It’s important that you read Shopify Payments’ rules to ensure that your store type is not on the blacklist. Dropshippers, CBD and supplement sellers, merchants selling advice, and those offering products to be received some time in the future are a few that cannot use Shopify Payments. Yes, you will be able to open your store with their payment gateway, but it’s only a matter of time before it gets shut down and your funds held. And it’s unfortunate that Shopify isn’t clearer during the registration process about these business details that can make or break your store.
Don’t Be Fooled, Shopify Is NOT a One-Stop Shop for Merchants
While it certainly positions itself this way, Shopify is far from a one-stop shop for sellers. There is no CRM, payment processing is included only if you subscribe, and it doesn’t offer the flexibility in pricing that many 3rd-party payment options offer regarding processing fees. Not to mention its deceptively limited international functionality.
Limited to Its Own E-commerce Platform for High-Volume Sellers
Many merchants sign up for Shopify thinking it’s the be-all solution for everything merchant-related.
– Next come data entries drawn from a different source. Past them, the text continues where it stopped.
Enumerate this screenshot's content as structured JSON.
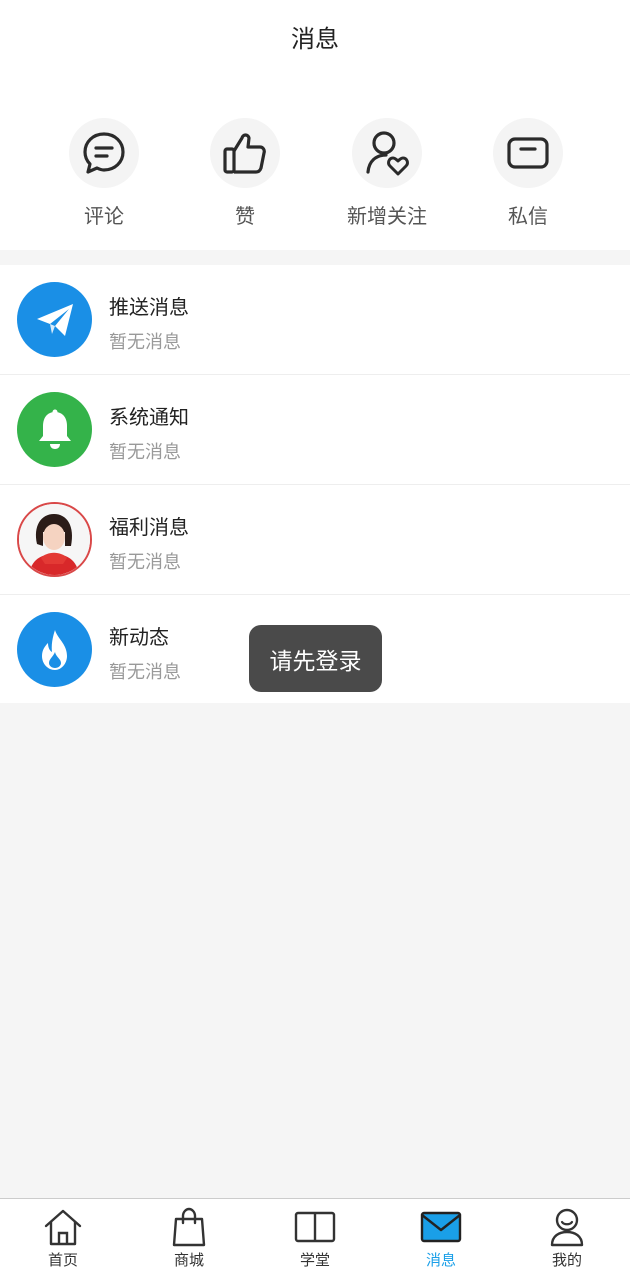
{
  "header": {
    "title": "消息"
  },
  "quick_actions": [
    {
      "label": "评论",
      "icon": "comment-icon"
    },
    {
      "label": "赞",
      "icon": "thumbs-up-icon"
    },
    {
      "label": "新增关注",
      "icon": "new-follower-icon"
    },
    {
      "label": "私信",
      "icon": "private-message-icon"
    }
  ],
  "messages": [
    {
      "title": "推送消息",
      "subtitle": "暂无消息",
      "icon": "paper-plane-icon",
      "color": "#1a8fe6"
    },
    {
      "title": "系统通知",
      "subtitle": "暂无消息",
      "icon": "bell-icon",
      "color": "#34b34a"
    },
    {
      "title": "福利消息",
      "subtitle": "暂无消息",
      "icon": "welfare-avatar",
      "color": "#d94848"
    },
    {
      "title": "新动态",
      "subtitle": "暂无消息",
      "icon": "flame-icon",
      "color": "#1a8fe6"
    }
  ],
  "toast": {
    "text": "请先登录"
  },
  "tabbar": {
    "active_color": "#1a9fe8",
    "items": [
      {
        "label": "首页",
        "icon": "home-icon"
      },
      {
        "label": "商城",
        "icon": "shopping-bag-icon"
      },
      {
        "label": "学堂",
        "icon": "book-icon"
      },
      {
        "label": "消息",
        "icon": "mail-icon",
        "active": true
      },
      {
        "label": "我的",
        "icon": "user-icon"
      }
    ]
  }
}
In fact, the cost adds up quickly once you add on everything expected. There will always be a charge for hosting your e-commerce website and maintaining the store. Shopify makes it easy to do this by doing it all for you behind the scenes, so all you have to do is design and upload your products. However, it’s limited to its own site.
Yes, Shopify Lite technically allows you to integrate Shopify and its shopping cart into a previously built site, but it’s more for Facebook, social media, or a blog. It’s essentially a “Buy” button for online payments with a bit of customizability made for low-volume sellers. It does allow you to process payments in person via a Shopify POS (Point of Sale) or card reader, like the way PayPal monopolized small business sales in the early 2000s. These features may be beneficial to some, but it’s still quite limited when it comes to volume.
There are other levels of Shopify plans, too, which can get confusing. Basic Shopify, Advanced Shopify, and Shopify Plus offer different fee rates for credit card processing and features that depend on your sales volume.
There Is No Built-in CRM
A CRM is a must-have feature for any online business. Surprisingly, the platform does not have its own CRM, forcing Shopify users to pay for a 3rd-party one. The problem isn’t finding a CRM, most integrate perfectly with the platform. It’s that Shopify sells itself as a full merchant system equipped with everything store owners need to run their store, connect with customers, and monitor sales. In reality, it only covers part of that promise.
International Sales Are Limited
Shopify does work in 15 countries. That’s nothing to scoff at, but it does effectively limit scalability. Your international efforts depend on your product and your audience, of course. Maybe Shopify doesn’t provide service in the countries most interested in your product. Or maybe it works in the right countries but doesn’t accept the proper currencies.
With high-risk merchant accounts from third-party providers, you can scale your business appropriately and provide service that’s only as limited as you make it.
Choose a Merchant Account Provider Whose Fees and Functionality Are Transparent
Shopify might be a great, simplified platform to create and host an online store. And Shopify Payments might be a simple, seamless integration into that store. However, the functionality of both might not provide the right support, features, or reach your business needs.
DirectPayNet provides merchant accounts to high-risk merchants that provide negotiable rates with no hidden fees, features that help you scale, and support against chargebacks and fraud analysis. Contact us today to open your own merchant account, or speak with our excellent customer support representatives regarding the benefits of making the switch.